IMF on the global economy: Much to worry about! IMF on the global economy: Much to worry about!

Large US corporations, known as Corporate America, are over-borrowing, ignoring warnings from the Fed and Jerome Powell.

Although the recent rise in bond yields cooled the market for a short while, the pace of borrowing appears to be accelerating.

Executives are not getting the Fed's message

As Bloomberg's Olivia Raimonde reports, for the past 18 months, Fed Chairman Jerome Powell has been frantically trying to break Americans' borrowing and spending habits because it's critical to the Fed's fight against inflation. But senior executives, CEOs and CFOs across the country are not getting the message.

Not only is corporate America showing little appetite to pay down debt that has become more expensive after 11 rate hikes, but many are piling more on their books by borrowing cash from bond markets to improve operations, expand their businesses and raise funds.

Since the first rate hike in early 2022, investment-grade companies such as Pfizer and Meta, which have played an ever-growing role in driving the US economy, have added more than half a trillion dollars in net debt, according to data compiled by Bloomberg Intelligence. Even companies with weaker finances, those rated below investment grade, are increasing their debt again this year after rescaling in 2022.

According to Edward Altman, professor emeritus of finance at New York University's Stern School of Business, this is a reflection of how ingrained the pattern of borrowing and spending has become in Corporate America during a two-decade period when Fed policymakers pegged benchmark interest rates near zero.

A habit from the years of making easy money

Many of today's balance sheet managers started their careers in the easy money years, and Altman says that makes it even harder to break out of that mindset. "For them, it's 'Corporate Finance 101,'" Altman says.

While all the buzz on Wall Street is that the Fed's rate hike campaign is essentially over, the debt boom signals that Powell may need to keep interest rates higher to curb this behavior. The rise in benchmark 10-year bond yields over the past two weeks, which has cooled the pressure to sell debt for now, is a sign that investors may now be waking up to this reality.

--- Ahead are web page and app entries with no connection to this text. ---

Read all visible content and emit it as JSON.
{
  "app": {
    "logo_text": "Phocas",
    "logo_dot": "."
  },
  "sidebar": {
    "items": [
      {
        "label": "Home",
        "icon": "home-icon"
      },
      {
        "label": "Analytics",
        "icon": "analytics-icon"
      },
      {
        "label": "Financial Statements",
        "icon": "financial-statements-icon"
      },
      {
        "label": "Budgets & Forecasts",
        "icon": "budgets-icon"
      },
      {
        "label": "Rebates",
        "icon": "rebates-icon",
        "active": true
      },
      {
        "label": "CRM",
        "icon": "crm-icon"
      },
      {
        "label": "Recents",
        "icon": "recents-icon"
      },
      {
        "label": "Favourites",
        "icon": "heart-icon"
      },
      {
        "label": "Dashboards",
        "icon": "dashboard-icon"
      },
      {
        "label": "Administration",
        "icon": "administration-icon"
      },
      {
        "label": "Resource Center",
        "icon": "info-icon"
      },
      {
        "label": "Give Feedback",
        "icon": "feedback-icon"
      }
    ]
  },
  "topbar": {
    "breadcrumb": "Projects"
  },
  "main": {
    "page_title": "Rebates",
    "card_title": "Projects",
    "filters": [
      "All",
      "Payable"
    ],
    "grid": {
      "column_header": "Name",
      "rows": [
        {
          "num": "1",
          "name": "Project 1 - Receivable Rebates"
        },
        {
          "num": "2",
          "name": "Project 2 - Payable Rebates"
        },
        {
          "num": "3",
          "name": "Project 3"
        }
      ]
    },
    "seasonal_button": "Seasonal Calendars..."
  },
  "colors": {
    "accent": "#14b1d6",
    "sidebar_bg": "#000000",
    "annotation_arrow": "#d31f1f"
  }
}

Risks and bankruptcies

The risk, of course, is that Powell goes too far and plunges the economy into a 'recession', felt most acutely by debt-ridden companies. According to BI data, indicators of the financial health of investment grade companies have entered a deterioration phase. Between the end of March 2022 and mid-2023, leverage ratios increased while a key indicator of their ability to pay, known as interest coverage, declined, the data show.

For less creditworthy businesses, this tension increases faster. In some corners of speculative-grade debt markets, such as real estate and retail, defaults are on the rise. Well-known companies such as Bed Bath & Beyond and Party City are among more than 150 companies filing for bankruptcy this year that owe at least $50 million, according to data compiled by Bloomberg.

The urge to borrow continues

While extremely rare, corporate turmoil is possible, even among investment grade companies. Silicon Valley Bank's failure in March after a rise in interest rates triggered an influx of deposits is a good example.

Given the extreme nature of the borrowing frenzy over the past 10 years, Hans Mikkelsen, managing director of credit strategy at TD Securities, says it is likely that further meltdowns are lurking in normally safe corners of the market, adding: "Things have to explode. Years of loose monetary policy meant that 'the amount of risk-taking was excessive'."

The corporate borrowing spree of the past 18 months appears to have been mostly a North American phenomenon. Investment borrowers in Europe have added a relatively much smaller amount of net debt over that time, at $150 billion, according to BI data. In Asia, net borrowing has fallen by about $70 billion.

It is true that the Fed has had some success in reining in American spending in certain sectors of the economy. This can be seen in the decline in the leveraged loan market, which finances mergers and acquisitions, and the decline in mortgages and other consumer loans. But overall, the impulse to borrow shows little sign of wavering. The rise in long-term bond yields over the last couple of months has been a